The number of people leaving the Canterbury region has eased and is now at a similar level to before the September 2010 earthquake.

Statistics New Zealand’s annual regional population estimates show, for Canterbury, that, in the last 12 months (in the year to June):

  • The population loss in Canterbury and Christchurch is slowing.
  • Christchurch’s population fell by 4,600 (1.2 percent) in the year ended 30 June 2012, while Selwyn district has experienced the largest population growth for any territorial authority, expanding by 2.9% in the year.
  • Canterbury region’s population decreased by 1,800 people (0.3 percent).
  • In the past 2 years, Canterbury’s population under 20 has fallen by 5.7 percent while the population aged 35-49 has fallen by 5.5 percent. This suggests an outflow of children and their parents from the region over the period. For more information click here.

Interestingly, the older population seems to be staying put, with the population aged 65+ increasing by 5.3% over the past 2 years.

Canterbury labour market

New Zealand’s domestic recovery is expected to accelerate as the Canterbury rebuild ramps up. This will lead to a steady improvement in the labour market, with moderate employment growth in the short-term.

Demand for labour is growing

The Canterbury region will need a broad pool of workers to sustain the construction work. Advertised vacancies in the Canterbury region have increased dramatically over the past 18 months (see Figure 1), compared to other regions. Some of this increase will be due to new jobs being created and some due to turnover as a result of people leaving the region.

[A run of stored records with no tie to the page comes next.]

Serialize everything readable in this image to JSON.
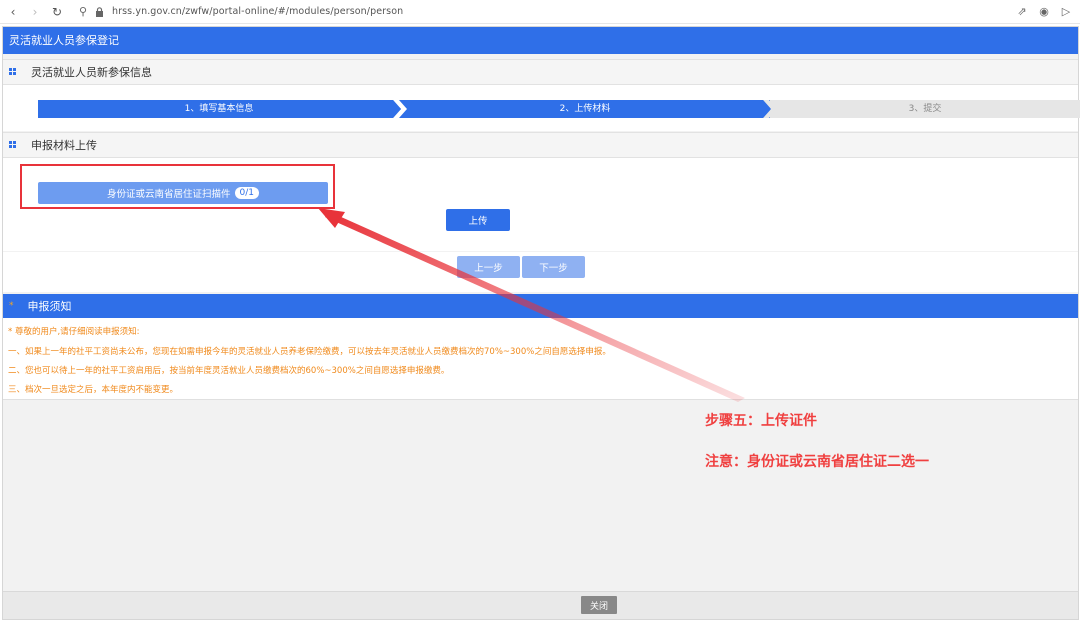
{
  "browser": {
    "url": "hrss.yn.gov.cn/zwfw/portal-online/#/modules/person/person"
  },
  "app": {
    "title": "灵活就业人员参保登记"
  },
  "section_info": {
    "title": "灵活就业人员新参保信息"
  },
  "steps": [
    {
      "label": "1、填写基本信息",
      "state": "active"
    },
    {
      "label": "2、上传材料",
      "state": "active"
    },
    {
      "label": "3、提交",
      "state": "inactive"
    }
  ],
  "section_upload": {
    "title": "申报材料上传",
    "doc_label": "身份证或云南省居住证扫描件",
    "doc_count": "0/1",
    "upload_label": "上传"
  },
  "navigation": {
    "prev_label": "上一步",
    "next_label": "下一步"
  },
  "notice": {
    "title": "申报须知",
    "lines": [
      "* 尊敬的用户,请仔细阅读申报须知:",
      "一、如果上一年的社平工资尚未公布，您现在如需申报今年的灵活就业人员养老保险缴费，可以按去年灵活就业人员缴费档次的70%~300%之间自愿选择申报。",
      "二、您也可以待上一年的社平工资启用后，按当前年度灵活就业人员缴费档次的60%~300%之间自愿选择申报缴费。",
      "三、档次一旦选定之后，本年度内不能变更。"
    ]
  },
  "footer": {
    "close_label": "关闭"
  },
  "annotation": {
    "line1": "步骤五：上传证件",
    "line2": "注意：身份证或云南省居住证二选一"
  },
  "colors": {
    "primary": "#2f6fe8",
    "primary_light": "#6d9cf0",
    "notice_text": "#f08a1c",
    "annotation_red": "#e8333a"
  }
}
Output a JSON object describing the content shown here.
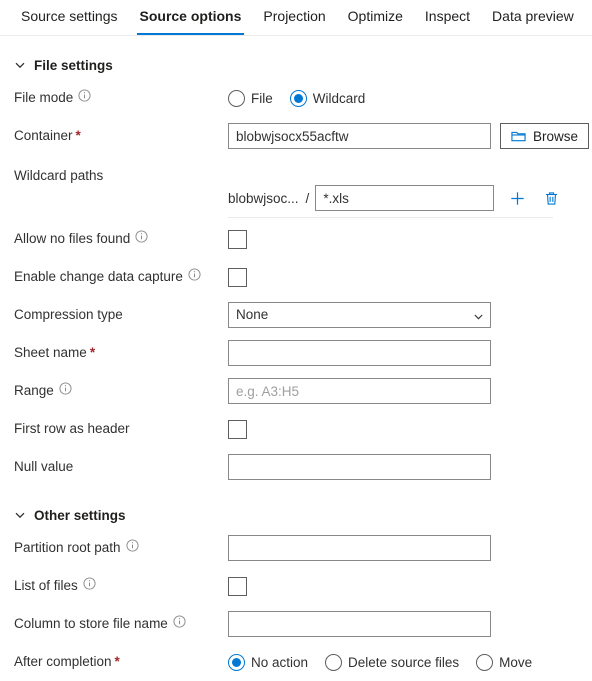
{
  "tabs": [
    {
      "label": "Source settings",
      "active": false
    },
    {
      "label": "Source options",
      "active": true
    },
    {
      "label": "Projection",
      "active": false
    },
    {
      "label": "Optimize",
      "active": false
    },
    {
      "label": "Inspect",
      "active": false
    },
    {
      "label": "Data preview",
      "active": false
    }
  ],
  "sections": {
    "file_settings": {
      "title": "File settings",
      "chevron": "chevron-down-icon"
    },
    "other_settings": {
      "title": "Other settings",
      "chevron": "chevron-down-icon"
    }
  },
  "fields": {
    "file_mode": {
      "label": "File mode",
      "info": "info-icon",
      "options": [
        {
          "label": "File",
          "selected": false
        },
        {
          "label": "Wildcard",
          "selected": true
        }
      ]
    },
    "container": {
      "label": "Container",
      "required": "*",
      "value": "blobwjsocx55acftw",
      "browse_label": "Browse",
      "browse_icon": "folder-icon"
    },
    "wildcard_paths": {
      "label": "Wildcard paths",
      "prefix": "blobwjsoc...",
      "separator": "/",
      "value": "*.xls",
      "add_icon": "plus-icon",
      "delete_icon": "trash-icon"
    },
    "allow_no_files_found": {
      "label": "Allow no files found",
      "info": "info-icon",
      "checked": false
    },
    "enable_change_data_capture": {
      "label": "Enable change data capture",
      "info": "info-icon",
      "checked": false
    },
    "compression_type": {
      "label": "Compression type",
      "value": "None",
      "options": [
        "None"
      ],
      "chevron": "chevron-down-icon"
    },
    "sheet_name": {
      "label": "Sheet name",
      "required": "*",
      "value": ""
    },
    "range": {
      "label": "Range",
      "info": "info-icon",
      "value": "",
      "placeholder": "e.g. A3:H5"
    },
    "first_row_as_header": {
      "label": "First row as header",
      "checked": false
    },
    "null_value": {
      "label": "Null value",
      "value": ""
    },
    "partition_root_path": {
      "label": "Partition root path",
      "info": "info-icon",
      "value": ""
    },
    "list_of_files": {
      "label": "List of files",
      "info": "info-icon",
      "checked": false
    },
    "column_to_store_file_name": {
      "label": "Column to store file name",
      "info": "info-icon",
      "value": ""
    },
    "after_completion": {
      "label": "After completion",
      "required": "*",
      "options": [
        {
          "label": "No action",
          "selected": true
        },
        {
          "label": "Delete source files",
          "selected": false
        },
        {
          "label": "Move",
          "selected": false
        }
      ]
    }
  },
  "colors": {
    "accent": "#0078d4",
    "required": "#a4262c",
    "border": "#8a8886",
    "text": "#323130"
  }
}
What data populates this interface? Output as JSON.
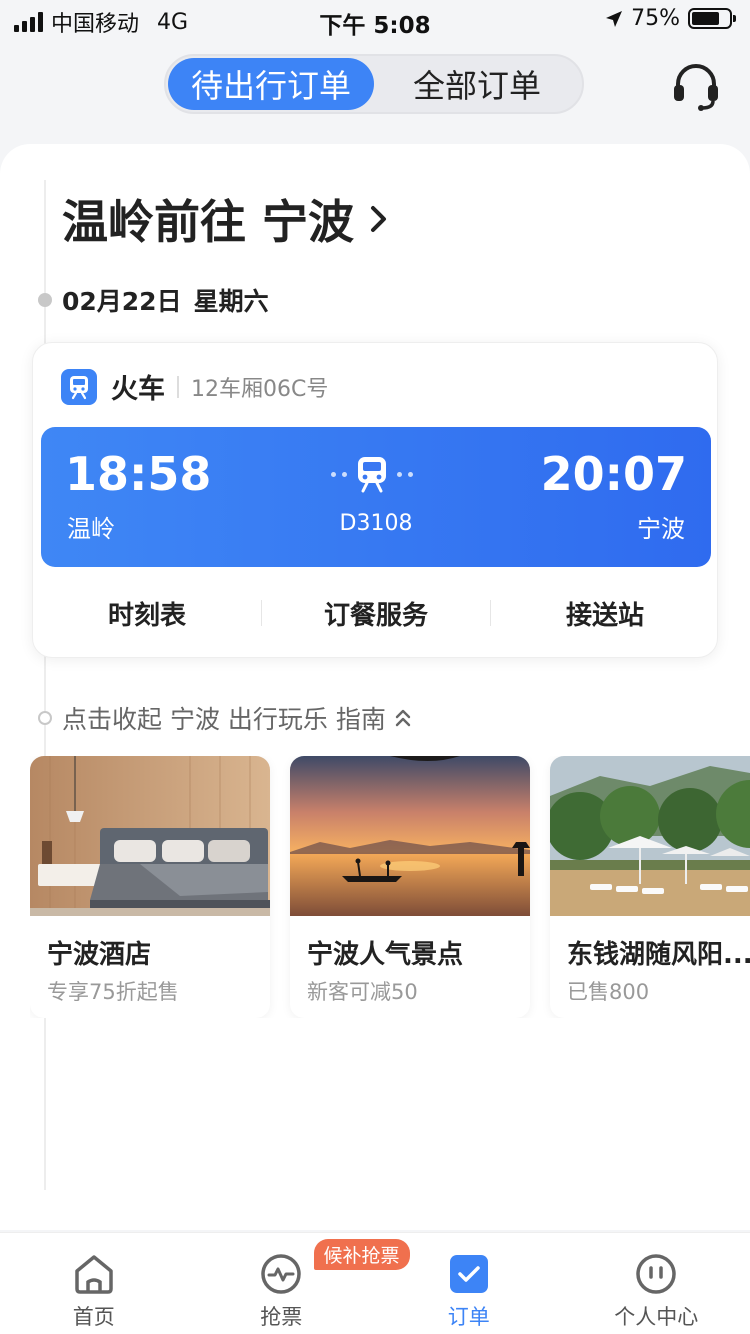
{
  "status_bar": {
    "carrier": "中国移动",
    "network": "4G",
    "time": "下午 5:08",
    "battery": "75%",
    "battery_level": 0.75
  },
  "top_tabs": [
    {
      "label": "待出行订单",
      "active": true
    },
    {
      "label": "全部订单",
      "active": false
    }
  ],
  "trip": {
    "title": "温岭前往 宁波",
    "date": "02月22日",
    "weekday": "星期六"
  },
  "ticket": {
    "type": "火车",
    "seat": "12车厢06C号",
    "depart_time": "18:58",
    "depart_station": "温岭",
    "arrive_time": "20:07",
    "arrive_station": "宁波",
    "train_number": "D3108",
    "actions": [
      "时刻表",
      "订餐服务",
      "接送站"
    ]
  },
  "guide": {
    "toggle_text": "点击收起 宁波 出行玩乐 指南",
    "cards": [
      {
        "title": "宁波酒店",
        "subtitle": "专享75折起售"
      },
      {
        "title": "宁波人气景点",
        "subtitle": "新客可减50"
      },
      {
        "title": "东钱湖随风阳...",
        "subtitle": "已售800"
      }
    ]
  },
  "tabbar": {
    "items": [
      {
        "label": "首页",
        "icon": "home-icon",
        "active": false
      },
      {
        "label": "抢票",
        "icon": "pulse-icon",
        "active": false
      },
      {
        "label": "订单",
        "icon": "order-check-icon",
        "active": true
      },
      {
        "label": "个人中心",
        "icon": "profile-icon",
        "active": false
      }
    ],
    "badge": "候补抢票"
  },
  "colors": {
    "accent": "#3d84f6",
    "badge": "#f0704e"
  }
}
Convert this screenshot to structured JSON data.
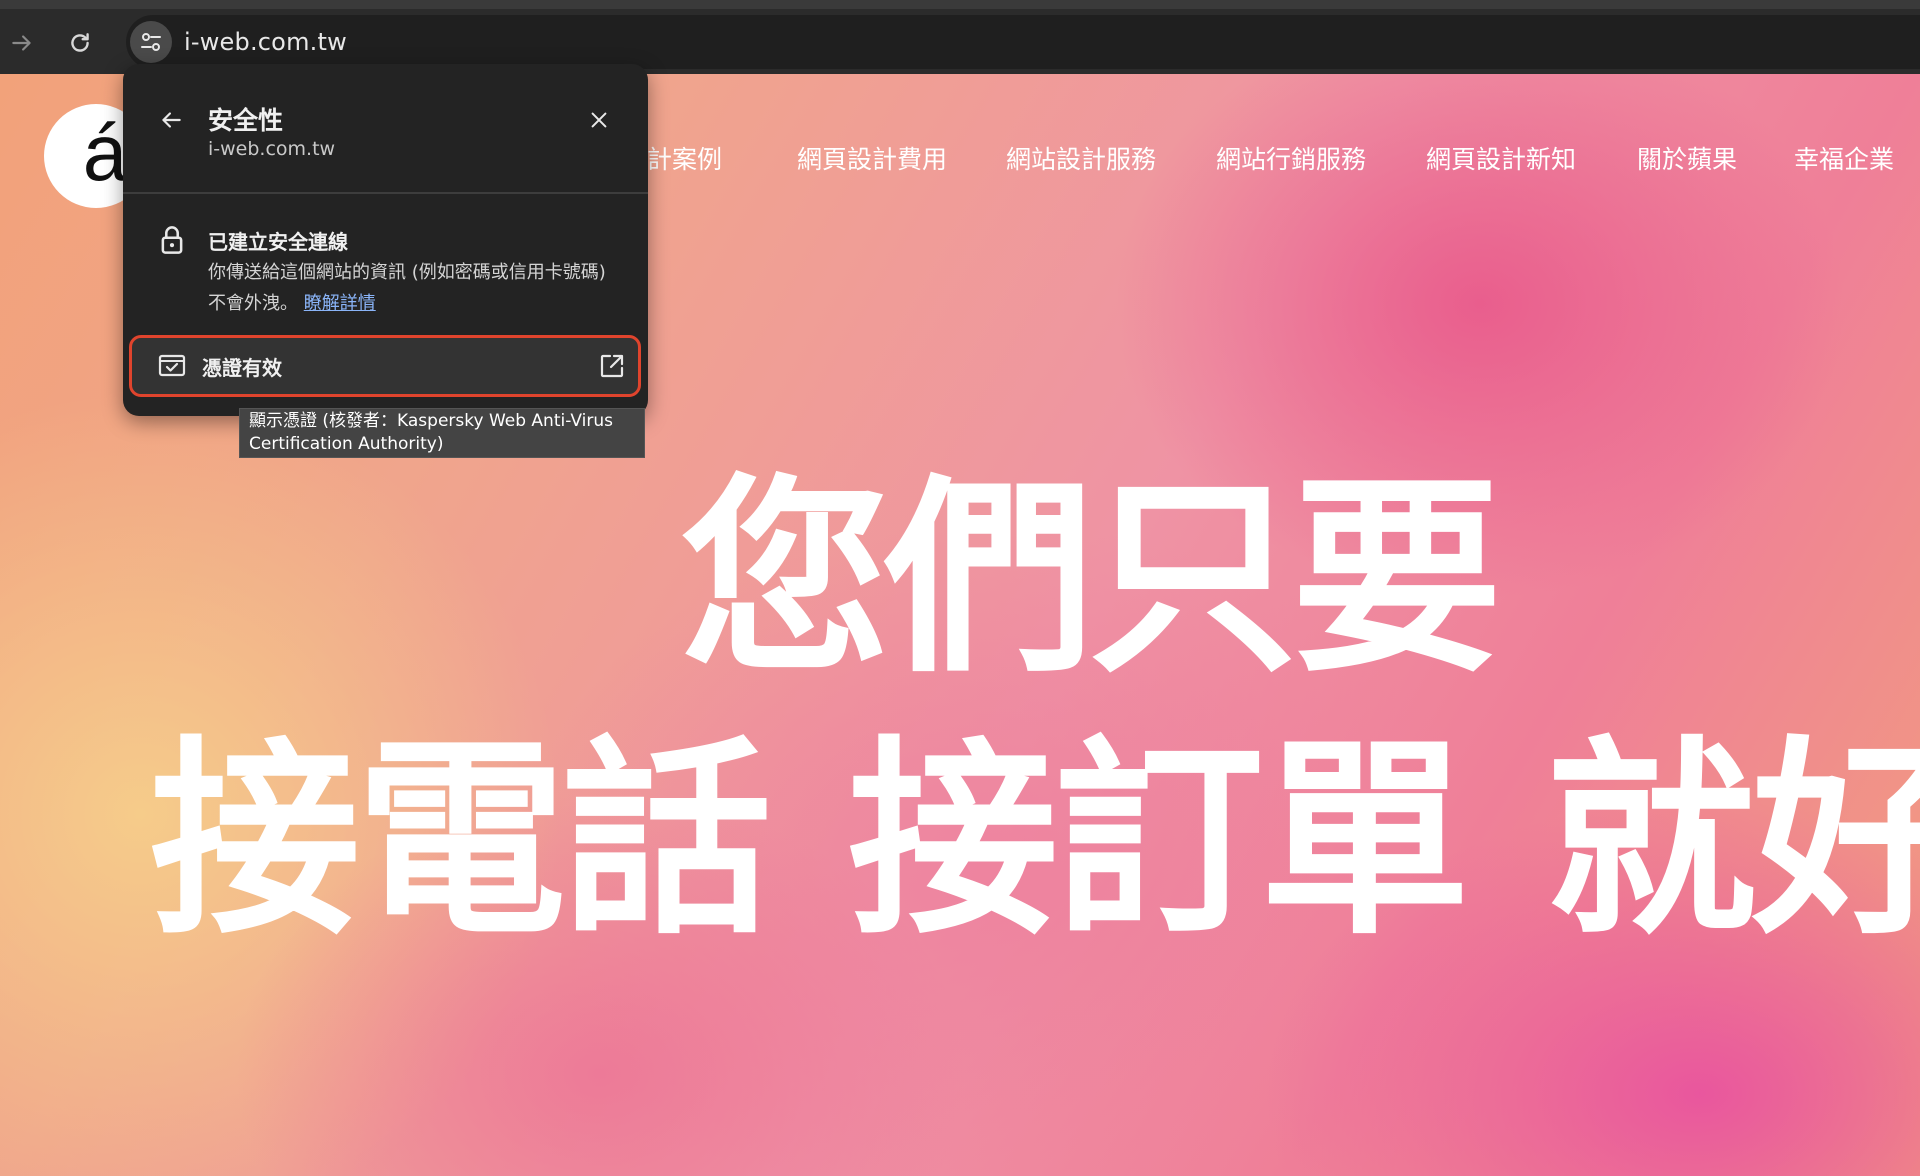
{
  "browser": {
    "url": "i-web.com.tw",
    "forward_icon": "arrow-right-icon",
    "reload_icon": "reload-icon",
    "site_info_icon": "tune-icon"
  },
  "site": {
    "nav": [
      "設計案例",
      "網頁設計費用",
      "網站設計服務",
      "網站行銷服務",
      "網頁設計新知",
      "關於蘋果",
      "幸福企業"
    ],
    "hero_line1": "您們只要",
    "hero_line2": [
      "接電話",
      "接訂單",
      "就好"
    ]
  },
  "security_popup": {
    "title": "安全性",
    "domain": "i-web.com.tw",
    "connection_title": "已建立安全連線",
    "connection_desc": "你傳送給這個網站的資訊 (例如密碼或信用卡號碼) 不會外洩。",
    "learn_more": "瞭解詳情",
    "certificate_label": "憑證有效",
    "tooltip": "顯示憑證 (核發者：Kaspersky Web Anti-Virus Certification Authority)"
  },
  "colors": {
    "highlight_border": "#e0442d",
    "link": "#8ab4f8",
    "popup_bg": "#232323"
  }
}
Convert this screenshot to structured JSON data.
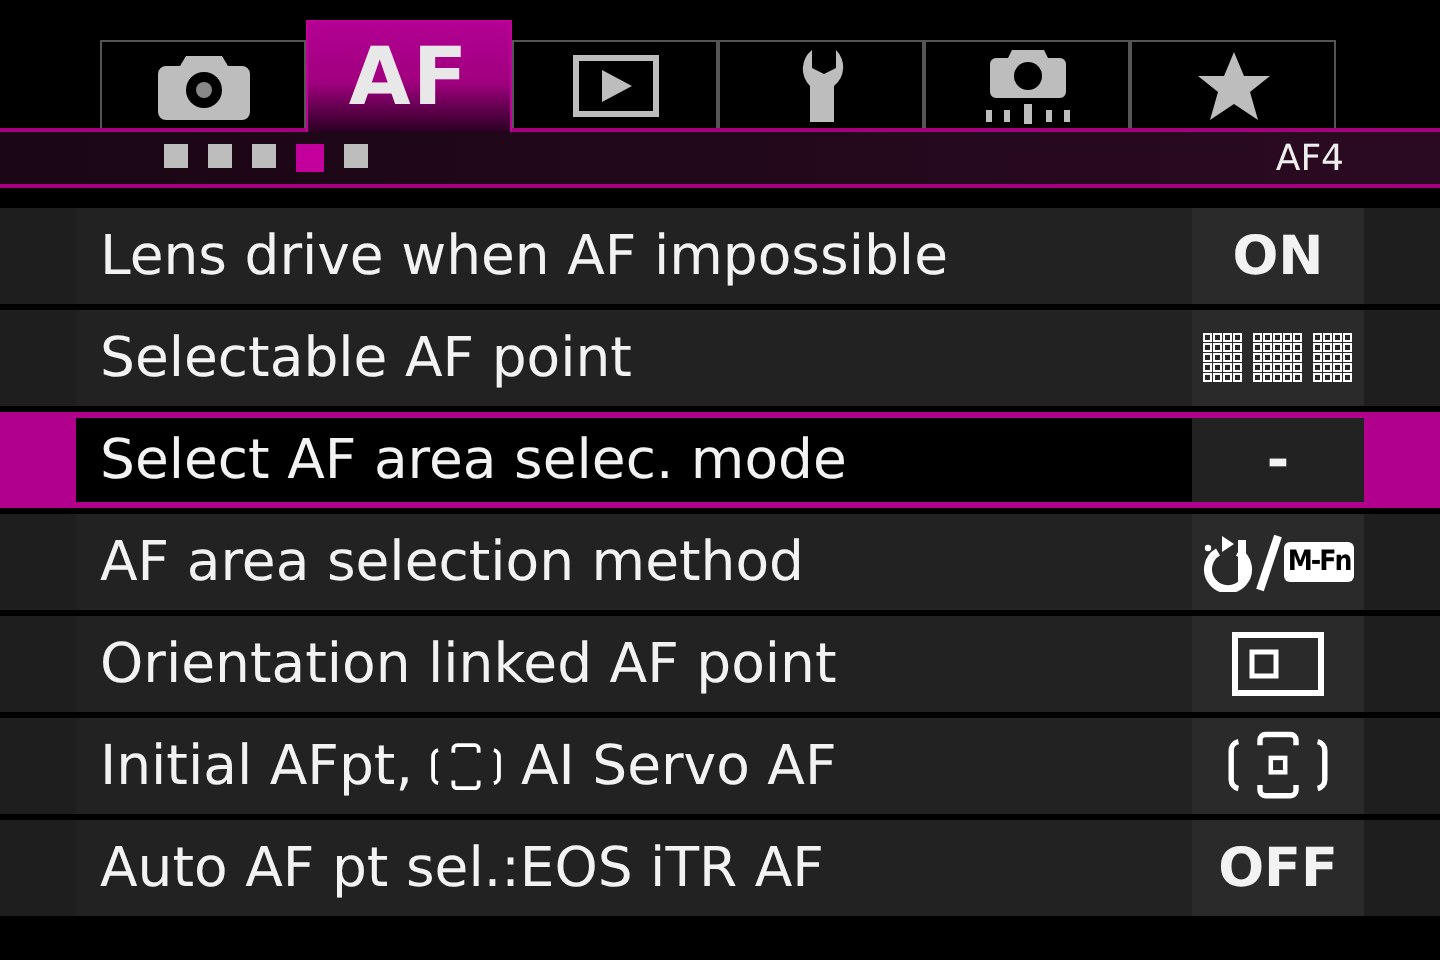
{
  "tabs": [
    {
      "kind": "camera",
      "selected": false
    },
    {
      "kind": "af",
      "text": "AF",
      "selected": true
    },
    {
      "kind": "play",
      "selected": false
    },
    {
      "kind": "wrench",
      "selected": false
    },
    {
      "kind": "custom",
      "selected": false
    },
    {
      "kind": "star",
      "selected": false
    }
  ],
  "pages": [
    {
      "selected": false
    },
    {
      "selected": false
    },
    {
      "selected": false
    },
    {
      "selected": true
    },
    {
      "selected": false
    }
  ],
  "page_label": "AF4",
  "rows": [
    {
      "label": "Lens drive when AF impossible",
      "selected": false,
      "value": {
        "kind": "text",
        "text": "ON"
      }
    },
    {
      "label": "Selectable AF point",
      "selected": false,
      "value": {
        "kind": "af-points"
      }
    },
    {
      "label": "Select AF area selec. mode",
      "selected": true,
      "value": {
        "kind": "text",
        "text": "-"
      }
    },
    {
      "label": "AF area selection method",
      "selected": false,
      "value": {
        "kind": "dial-mfn",
        "text": "M-Fn"
      }
    },
    {
      "label": "Orientation linked AF point",
      "selected": false,
      "value": {
        "kind": "frame-point"
      }
    },
    {
      "label": "Initial AFpt,",
      "label_end": "AI Servo AF",
      "selected": false,
      "value": {
        "kind": "zone-point"
      }
    },
    {
      "label": "Auto AF pt sel.:EOS iTR AF",
      "selected": false,
      "value": {
        "kind": "text",
        "text": "OFF"
      }
    }
  ]
}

Opportunity Canterbury graph1

Growth in job vacancies in Canterbury was driven by the construction and engineering industry (up by 108.4%) as the Canterbury rebuild continues to boost demand for workers.

Occupations in demand

The Canterbury rebuild will require many thousands of additional construction workers at its peak. The most in demand construction-related occupations are carpenters and joiners, paint trade workers, plasters and concreters.

The rebuild is likely to occur over many years. Such factors as continued aftershocks have reduced the prospects of a quicker rebuild. The largest component of the construction effort relates to rebuilding and repairing the many thousands of residential properties. The extensively damaged CBD may also take many years to rebuild. In contrast, land remediation and infrastructure repair are well underway. Both will require fewer, more specialised workers.

While construction workers dominate the required labour pool, a wider pool of talent is required.
This supporting cast includes support staff and services workers. The economic stimulus that will follow the arrival of new workers will in turn drive employment growth in other sectors like hospitality.
There are early signs of that upturn in the growth in vacancies across industries in Canterbury, as shown in Figure 2.

Opportunity Canterbury graph2